··· Material provided ···

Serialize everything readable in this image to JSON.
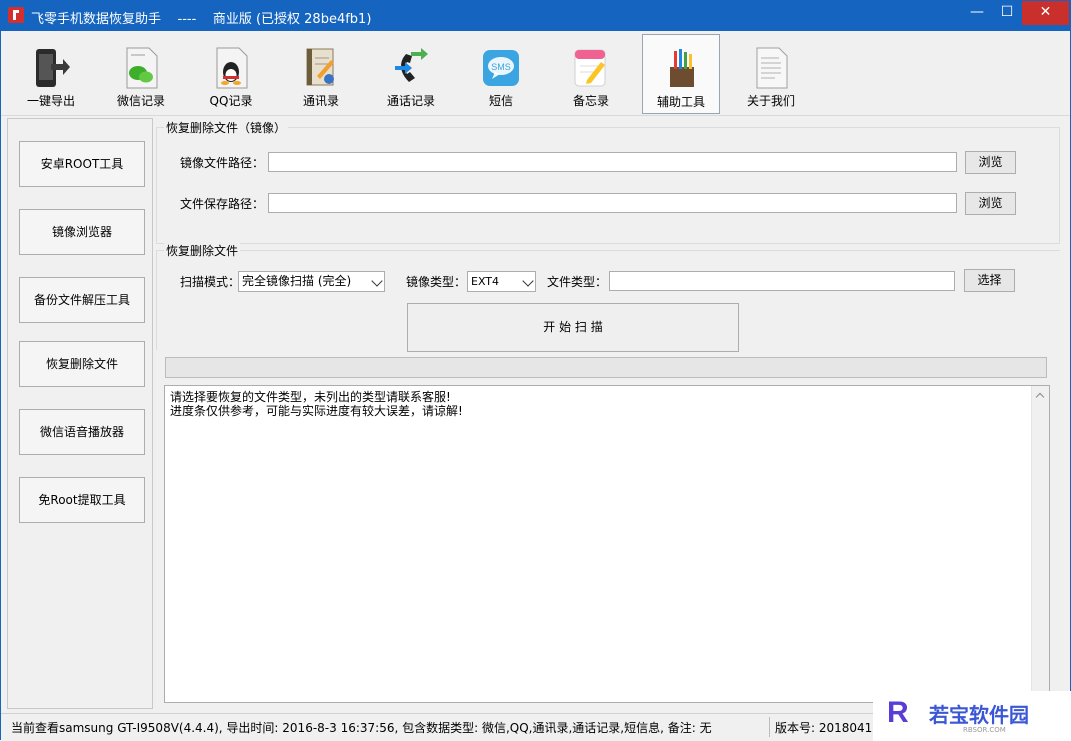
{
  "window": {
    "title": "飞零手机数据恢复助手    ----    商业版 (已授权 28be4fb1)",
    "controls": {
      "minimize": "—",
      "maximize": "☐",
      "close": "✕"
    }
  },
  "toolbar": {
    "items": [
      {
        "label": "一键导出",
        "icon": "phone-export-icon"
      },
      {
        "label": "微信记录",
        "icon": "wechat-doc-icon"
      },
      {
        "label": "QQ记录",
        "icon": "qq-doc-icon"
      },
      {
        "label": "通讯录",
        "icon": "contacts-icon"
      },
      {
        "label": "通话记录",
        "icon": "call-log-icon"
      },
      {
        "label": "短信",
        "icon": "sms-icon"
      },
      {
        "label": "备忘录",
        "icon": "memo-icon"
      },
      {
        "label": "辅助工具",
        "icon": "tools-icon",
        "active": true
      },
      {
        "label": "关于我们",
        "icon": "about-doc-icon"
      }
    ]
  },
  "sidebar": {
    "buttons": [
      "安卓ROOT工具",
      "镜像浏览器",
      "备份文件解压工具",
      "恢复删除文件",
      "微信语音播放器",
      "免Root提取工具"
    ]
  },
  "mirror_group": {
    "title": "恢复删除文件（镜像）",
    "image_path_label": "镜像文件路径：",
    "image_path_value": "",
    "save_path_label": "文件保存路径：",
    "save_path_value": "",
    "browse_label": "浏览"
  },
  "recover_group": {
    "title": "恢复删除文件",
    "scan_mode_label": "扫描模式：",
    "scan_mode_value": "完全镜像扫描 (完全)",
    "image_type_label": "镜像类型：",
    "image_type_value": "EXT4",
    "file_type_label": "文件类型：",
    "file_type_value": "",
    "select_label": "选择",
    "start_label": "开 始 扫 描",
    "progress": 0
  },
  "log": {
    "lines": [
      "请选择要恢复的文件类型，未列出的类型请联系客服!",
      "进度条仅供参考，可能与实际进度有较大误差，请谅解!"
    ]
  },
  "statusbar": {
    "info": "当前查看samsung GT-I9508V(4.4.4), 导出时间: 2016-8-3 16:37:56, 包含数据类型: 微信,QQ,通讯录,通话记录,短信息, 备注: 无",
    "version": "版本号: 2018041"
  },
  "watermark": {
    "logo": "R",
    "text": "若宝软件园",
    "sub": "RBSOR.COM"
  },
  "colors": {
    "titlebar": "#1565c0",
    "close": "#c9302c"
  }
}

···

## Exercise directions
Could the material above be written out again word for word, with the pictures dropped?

## Response to the exercise
Serialize everything readable in this image to JSON.
{
  "window": {
    "title": "飞零手机数据恢复助手    ----    商业版 (已授权 28be4fb1)",
    "controls": {
      "minimize": "—",
      "maximize": "☐",
      "close": "✕"
    }
  },
  "toolbar": {
    "items": [
      {
        "label": "一键导出",
        "icon": "phone-export-icon"
      },
      {
        "label": "微信记录",
        "icon": "wechat-doc-icon"
      },
      {
        "label": "QQ记录",
        "icon": "qq-doc-icon"
      },
      {
        "label": "通讯录",
        "icon": "contacts-icon"
      },
      {
        "label": "通话记录",
        "icon": "call-log-icon"
      },
      {
        "label": "短信",
        "icon": "sms-icon"
      },
      {
        "label": "备忘录",
        "icon": "memo-icon"
      },
      {
        "label": "辅助工具",
        "icon": "tools-icon",
        "active": true
      },
      {
        "label": "关于我们",
        "icon": "about-doc-icon"
      }
    ]
  },
  "sidebar": {
    "buttons": [
      "安卓ROOT工具",
      "镜像浏览器",
      "备份文件解压工具",
      "恢复删除文件",
      "微信语音播放器",
      "免Root提取工具"
    ]
  },
  "mirror_group": {
    "title": "恢复删除文件（镜像）",
    "image_path_label": "镜像文件路径：",
    "image_path_value": "",
    "save_path_label": "文件保存路径：",
    "save_path_value": "",
    "browse_label": "浏览"
  },
  "recover_group": {
    "title": "恢复删除文件",
    "scan_mode_label": "扫描模式：",
    "scan_mode_value": "完全镜像扫描 (完全)",
    "image_type_label": "镜像类型：",
    "image_type_value": "EXT4",
    "file_type_label": "文件类型：",
    "file_type_value": "",
    "select_label": "选择",
    "start_label": "开 始 扫 描",
    "progress": 0
  },
  "log": {
    "lines": [
      "请选择要恢复的文件类型，未列出的类型请联系客服!",
      "进度条仅供参考，可能与实际进度有较大误差，请谅解!"
    ]
  },
  "statusbar": {
    "info": "当前查看samsung GT-I9508V(4.4.4), 导出时间: 2016-8-3 16:37:56, 包含数据类型: 微信,QQ,通讯录,通话记录,短信息, 备注: 无",
    "version": "版本号: 2018041"
  },
  "watermark": {
    "logo": "R",
    "text": "若宝软件园",
    "sub": "RBSOR.COM"
  },
  "colors": {
    "titlebar": "#1565c0",
    "close": "#c9302c"
  }
}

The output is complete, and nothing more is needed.